Former ballerina and Mrs. World 2006 winner Sofya Skya stars and co-directs (along with Robert Crombie) the action/revenge story “Assassins Run.”  The film is kind of “Taken” meets “Haywire” with the heroine Maya (Skya)  fighting her way through and outsmarting bad guy after bad guy in order to get her young, kidnapped daughter back.

The film, which won Best Picture at the 2012 Movieville International Film Festival this past September was originally titled “White Swan,” a name which, having seen the movie, is perfectly appropriate considering the role ballet plays in the plot but one can understand why it would be a terrible idea to name a movie “White Swan” so soon after “Black Swan,” a film that was very well received critically and commercially but also had an aesthetic that Skya and Crombie probably wouldn’t want their movie compared with.  The decision to go with the “White Swan” title in the first place is very questionable but at least they figured it out in time for the DVD release.

So what do you title a movie about an ass-kicking ballerina hell-bent on revenge for the murder of her husband and kidnapping of her daughter?  Someone, whether it was the filmmakers or the studio, decided to go with “Assassins Run” as the title for the DVD release.  Does it matter if the lead character of the film is really an assassin?  Apparently not.
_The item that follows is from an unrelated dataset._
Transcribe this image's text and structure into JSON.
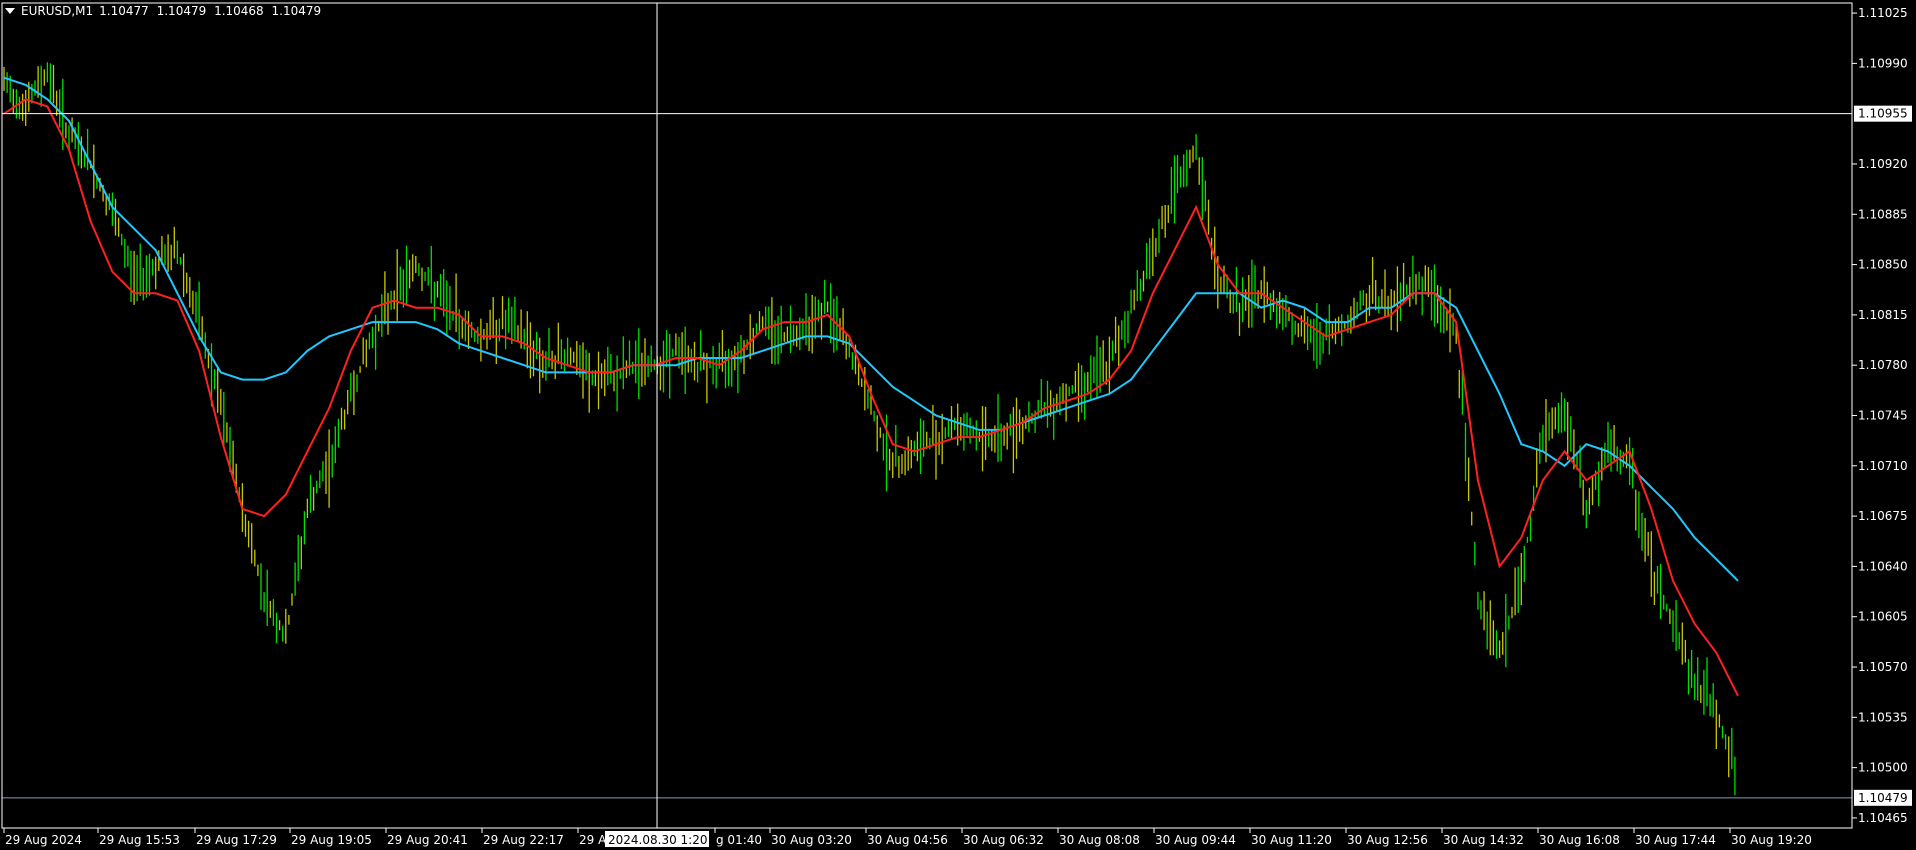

So now that we’ve got a new title, Lionsgate needs to come up with some cover art for the DVD to catch people’s attention and give them an idea of what the movie is about.  The solution to that seems pretty obvious, feature the young, hot, up and coming star of the movie prominently on the cover.  Surely a ballerina kicking a dude in the face will catch your eye on a rack at the store.
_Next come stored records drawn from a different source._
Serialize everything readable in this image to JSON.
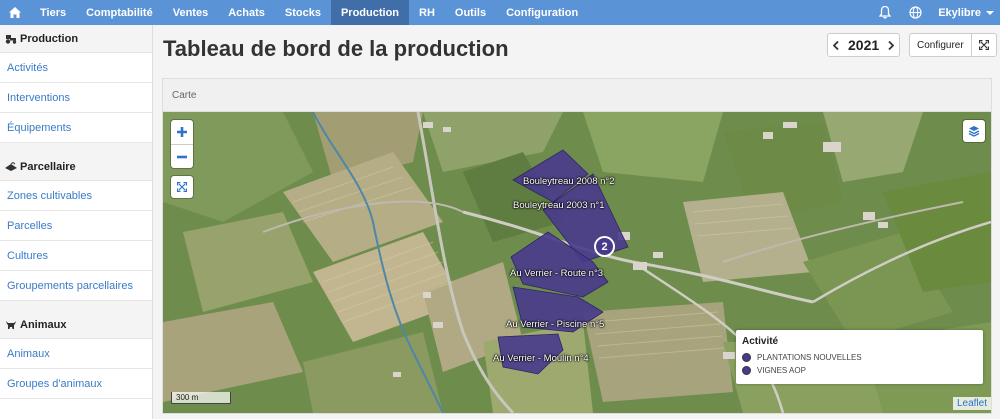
{
  "nav": {
    "items": [
      "Tiers",
      "Comptabilité",
      "Ventes",
      "Achats",
      "Stocks",
      "Production",
      "RH",
      "Outils",
      "Configuration"
    ],
    "active": "Production",
    "user": "Ekylibre",
    "icons": [
      "home-icon",
      "bell-icon",
      "globe-icon"
    ]
  },
  "sidebar": {
    "sections": [
      {
        "title": "Production",
        "icon": "tractor-icon",
        "items": [
          "Activités",
          "Interventions",
          "Équipements"
        ]
      },
      {
        "title": "Parcellaire",
        "icon": "field-icon",
        "items": [
          "Zones cultivables",
          "Parcelles",
          "Cultures",
          "Groupements parcellaires"
        ]
      },
      {
        "title": "Animaux",
        "icon": "cow-icon",
        "items": [
          "Animaux",
          "Groupes d'animaux"
        ]
      }
    ]
  },
  "page": {
    "title": "Tableau de bord de la production",
    "year": "2021",
    "configure_label": "Configurer"
  },
  "map_card": {
    "title": "Carte",
    "plots": [
      "Bouleytreau 2008 n°2",
      "Bouleytreau 2003 n°1",
      "Au Verrier - Route n°3",
      "Au Verrier - Piscine n°5",
      "Au Verrier - Moulin n°4"
    ],
    "cluster_count": "2",
    "legend": {
      "title": "Activité",
      "items": [
        {
          "label": "PLANTATIONS NOUVELLES",
          "color": "#483a8c"
        },
        {
          "label": "VIGNES AOP",
          "color": "#483a8c"
        }
      ]
    },
    "scale": "300 m",
    "attribution": "Leaflet"
  }
}
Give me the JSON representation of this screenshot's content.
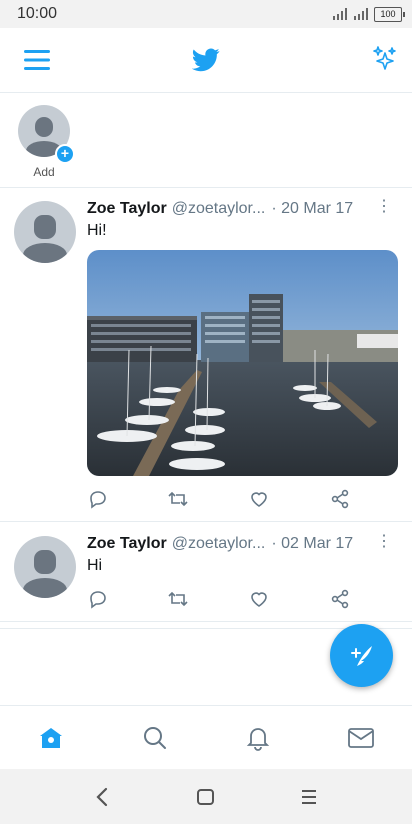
{
  "status_bar": {
    "time": "10:00",
    "battery": "100"
  },
  "top_bar": {
    "menu_icon": "hamburger-menu-icon",
    "logo_icon": "twitter-bird-icon",
    "sparkle_icon": "sparkle-icon"
  },
  "fleets": {
    "add_label": "Add"
  },
  "tweets": [
    {
      "name": "Zoe Taylor",
      "handle": "@zoetaylor...",
      "date": "· 20 Mar 17",
      "text": "Hi!",
      "has_media": true
    },
    {
      "name": "Zoe Taylor",
      "handle": "@zoetaylor...",
      "date": "· 02 Mar 17",
      "text": "Hi",
      "has_media": false
    }
  ],
  "bottom_nav": [
    "home-icon",
    "search-icon",
    "notifications-icon",
    "messages-icon"
  ],
  "colors": {
    "accent": "#1da1f2",
    "text": "#14171a",
    "muted": "#657786",
    "divider": "#e6ecf0"
  }
}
What we get instead is the most mind boggling piece of movie marketing I think I’ve ever seen.  Instead of using Skya on the cover, Lionsgate decides to put Christian Slater front and centre on the DVD cover wearing army cammo and carrying a gun.  I realize that Slater has the most name value in the film, but keep in mind that his character is killed in the first act and at no point in the movie is he anywhere close to being dressed as if he’s at war like he is on the cover of this DVD.  In fact, Slater’s character is never not wearing a suit in this short role.  And don’t tell me no one wants to see a woman fighting.  Quentin Tarantino and Uma Thurman would beg to differ and Ronda Rousey just sold nearly half a million pay per view buys in February.

The only explanation I have for this is that this is a pathetic attempt at marketing a movie as something it is not when what it actually is is more appealing than what it is pretending to be.  “Assassins Run” as a title is nothing more than a pick an empty meaning name from the hat effort to market this movie as a video game style shoot ‘em up starring a guy who hasn’t been relevant since the 90’s.

As for the movie itself?  It’s actually not bad.  It lacks the suspense of “Taken” and brilliant fight choreography of “Kill Bill” but the idea of a ballerina utilizing her skills for fighting works for this story and makes the second half of the movie quite entertaining.  The use of Skya’s real life ballet skills as part of the fight choreography is done in an effective and believable way and actually is able to create for a unique movie watching experience when compared to other straight to DVD action movies you can find out there.

While there is some very stiff acting at times from some bit players and even from Slater, Skya is able to hold the film together through her solemn resolve to avenge the death of her husband and retrieve her stolen daughter.  The story is told through flash-forwards to a police interrogation of Skya explaining how she got into the situation she was in.  The film would have done just as well without these scenes but they do serve to draw you in near the beginning of the movie where there isn’t much action, letting a viewer know that pretty soon it’s all going to go down.

The film features a good mix of bright exterior scenes with intense, dark interiors in prisons and abandoned warehouses and the sort.  The dark scenes show well on DVD and don’t have a distracting amount of grain, nor do they come off as just un-viewable darkness.  “Assassins Run” is presented in a 1.78:1 aspect ratio and has a perfectly good level of picture quality for a DVD release.

The 5.1 Dolby Digital Audio track on the DVD is also perfectly good for a DVD release.  There are some scenes where there is an awkward mix of non-diegetic music playing over top of diegetic music (such as a ballet performance) that is kind of distracting.  Instances like that are better served with the score completely stopping when they cut to the ballet or at least bringing it way down in the mix.  Having that contrast in music would have only added to the suspense of the scenes in question.

Special Features:
None to speak of other than a trailer collection.  The trailer for “Assassins Run” provides a much more accurate portrayal of the film than the DVD cover art does.

Bottom Line:
“Assassins Run” is an OK 90 minute distraction with a cool concept that is completely buried in a pile of overthought marketing rubbish.  Take this story concept and put some marquee quality stars in it with a wide theatrical release and it would probably do some business.   Unfourtunately, with its generic title and cover art, this straight to DVD release is sure to be overlooked by many due to the real film inside being completely misrepresented and is destined for bargain bins and ultimately completely forgotten.  It’s a shame, because this movie’s not bad.